Entries shown

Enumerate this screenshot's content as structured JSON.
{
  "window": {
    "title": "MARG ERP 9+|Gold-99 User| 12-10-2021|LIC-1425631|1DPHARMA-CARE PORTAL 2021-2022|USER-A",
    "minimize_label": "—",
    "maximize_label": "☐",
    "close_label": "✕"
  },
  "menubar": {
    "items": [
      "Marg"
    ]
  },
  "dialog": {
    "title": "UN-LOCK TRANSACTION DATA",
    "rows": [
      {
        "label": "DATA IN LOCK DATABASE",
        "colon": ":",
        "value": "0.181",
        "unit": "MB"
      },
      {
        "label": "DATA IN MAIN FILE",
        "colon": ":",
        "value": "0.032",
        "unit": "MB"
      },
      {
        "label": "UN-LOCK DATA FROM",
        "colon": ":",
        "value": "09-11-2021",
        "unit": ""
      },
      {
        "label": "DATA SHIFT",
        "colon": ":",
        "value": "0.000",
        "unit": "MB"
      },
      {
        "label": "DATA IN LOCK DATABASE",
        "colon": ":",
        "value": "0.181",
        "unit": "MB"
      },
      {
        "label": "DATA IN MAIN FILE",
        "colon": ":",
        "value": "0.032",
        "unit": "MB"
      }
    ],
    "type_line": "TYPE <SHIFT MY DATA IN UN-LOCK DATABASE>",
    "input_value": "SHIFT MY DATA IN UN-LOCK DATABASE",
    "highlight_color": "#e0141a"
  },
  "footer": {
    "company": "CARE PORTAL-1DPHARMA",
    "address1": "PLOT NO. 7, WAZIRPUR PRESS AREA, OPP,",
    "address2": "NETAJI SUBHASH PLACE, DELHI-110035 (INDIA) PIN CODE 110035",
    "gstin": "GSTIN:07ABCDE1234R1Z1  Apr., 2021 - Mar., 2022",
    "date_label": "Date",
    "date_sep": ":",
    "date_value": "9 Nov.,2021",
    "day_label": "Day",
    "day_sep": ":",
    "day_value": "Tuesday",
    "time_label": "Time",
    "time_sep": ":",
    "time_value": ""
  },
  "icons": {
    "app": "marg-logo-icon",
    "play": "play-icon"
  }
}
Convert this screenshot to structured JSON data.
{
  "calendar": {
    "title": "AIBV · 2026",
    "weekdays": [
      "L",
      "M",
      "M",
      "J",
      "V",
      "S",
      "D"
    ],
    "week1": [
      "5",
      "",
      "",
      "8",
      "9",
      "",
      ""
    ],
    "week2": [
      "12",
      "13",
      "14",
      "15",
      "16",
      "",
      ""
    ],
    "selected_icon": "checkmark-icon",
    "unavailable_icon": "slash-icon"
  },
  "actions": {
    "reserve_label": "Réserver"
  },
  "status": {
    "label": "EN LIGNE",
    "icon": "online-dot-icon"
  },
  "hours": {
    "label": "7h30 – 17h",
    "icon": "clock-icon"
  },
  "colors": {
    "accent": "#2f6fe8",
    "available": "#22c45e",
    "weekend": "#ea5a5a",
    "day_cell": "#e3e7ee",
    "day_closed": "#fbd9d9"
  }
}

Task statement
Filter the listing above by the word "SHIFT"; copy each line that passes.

Written response
        "label": "DATA SHIFT",
    "type_line": "TYPE <SHIFT MY DATA IN UN-LOCK DATABASE>",
    "input_value": "SHIFT MY DATA IN UN-LOCK DATABASE",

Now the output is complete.